__WHAT IS NEEDED__
In the entries below, spot each line with the word "name" and copy it.

__SUPPLIED MATERIAL__
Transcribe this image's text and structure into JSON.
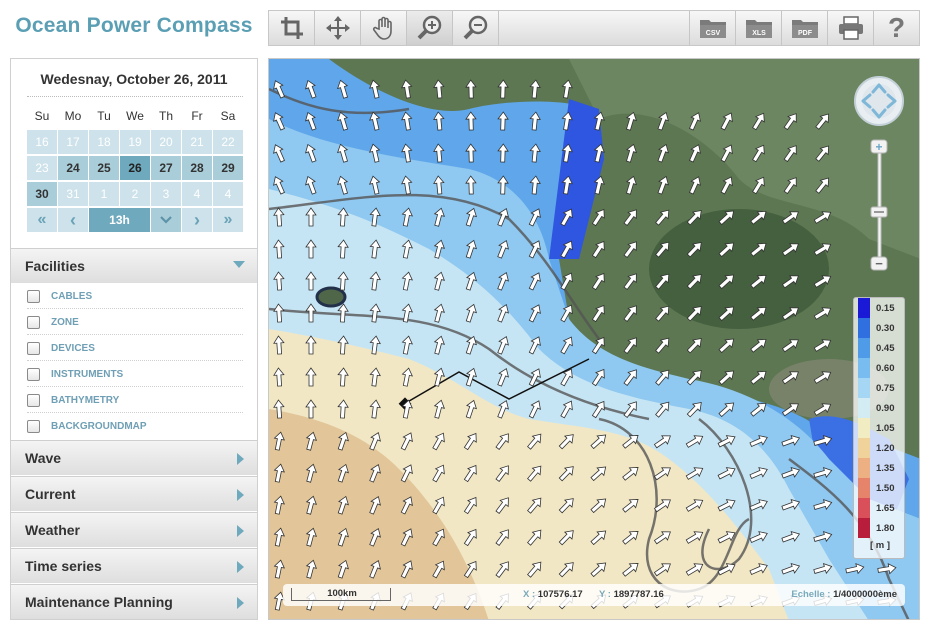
{
  "app": {
    "title": "Ocean Power Compass"
  },
  "toolbar": {
    "tools": [
      {
        "name": "crop-tool",
        "icon": "crop-icon"
      },
      {
        "name": "pan-tool",
        "icon": "move-arrows-icon"
      },
      {
        "name": "hand-tool",
        "icon": "hand-icon"
      },
      {
        "name": "zoom-in-tool",
        "icon": "zoom-in-icon",
        "active": true
      },
      {
        "name": "zoom-out-tool",
        "icon": "zoom-out-icon"
      }
    ],
    "exports": {
      "csv": "CSV",
      "xls": "XLS",
      "pdf": "PDF"
    },
    "help": "?"
  },
  "calendar": {
    "date": "Wedesnay, October 26, 2011",
    "weekdays": [
      "Su",
      "Mo",
      "Tu",
      "We",
      "Th",
      "Fr",
      "Sa"
    ],
    "weeks": [
      [
        "16",
        "17",
        "18",
        "19",
        "20",
        "21",
        "22"
      ],
      [
        "23",
        "24",
        "25",
        "26",
        "27",
        "28",
        "29"
      ],
      [
        "30",
        "31",
        "1",
        "2",
        "3",
        "4"
      ]
    ],
    "hour": "13h",
    "nav": {
      "first": "«",
      "prev": "‹",
      "next": "›",
      "last": "»"
    }
  },
  "sidebar": {
    "facilities": {
      "label": "Facilities",
      "items": [
        "CABLES",
        "ZONE",
        "DEVICES",
        "INSTRUMENTS",
        "BATHYMETRY",
        "BACKGROUNDMAP"
      ]
    },
    "sections": [
      "Wave",
      "Current",
      "Weather",
      "Time series",
      "Maintenance Planning"
    ]
  },
  "map": {
    "zoom": {
      "plus": "+",
      "minus": "−"
    },
    "legend": {
      "values": [
        "0.15",
        "0.30",
        "0.45",
        "0.60",
        "0.75",
        "0.90",
        "1.05",
        "1.20",
        "1.35",
        "1.50",
        "1.65",
        "1.80"
      ],
      "colors": [
        "#1a1ad6",
        "#2f6fe0",
        "#4f9be8",
        "#79bdf0",
        "#a5d6f4",
        "#d3ecf3",
        "#f2ecc2",
        "#efd39a",
        "#ecb083",
        "#e5836b",
        "#d9505a",
        "#b81d3b"
      ],
      "unit": "[ m ]"
    },
    "status": {
      "scale": "100km",
      "x_label": "X :",
      "x_value": "107576.17",
      "y_label": "Y :",
      "y_value": "1897787.16",
      "echelle_label": "Echelle :",
      "echelle_value": "1/4000000ème"
    }
  }
}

__SOLUTION FOR THIS TASK__
        "name": "crop-tool",
        "name": "pan-tool",
        "name": "hand-tool",
        "name": "zoom-in-tool",
        "name": "zoom-out-tool",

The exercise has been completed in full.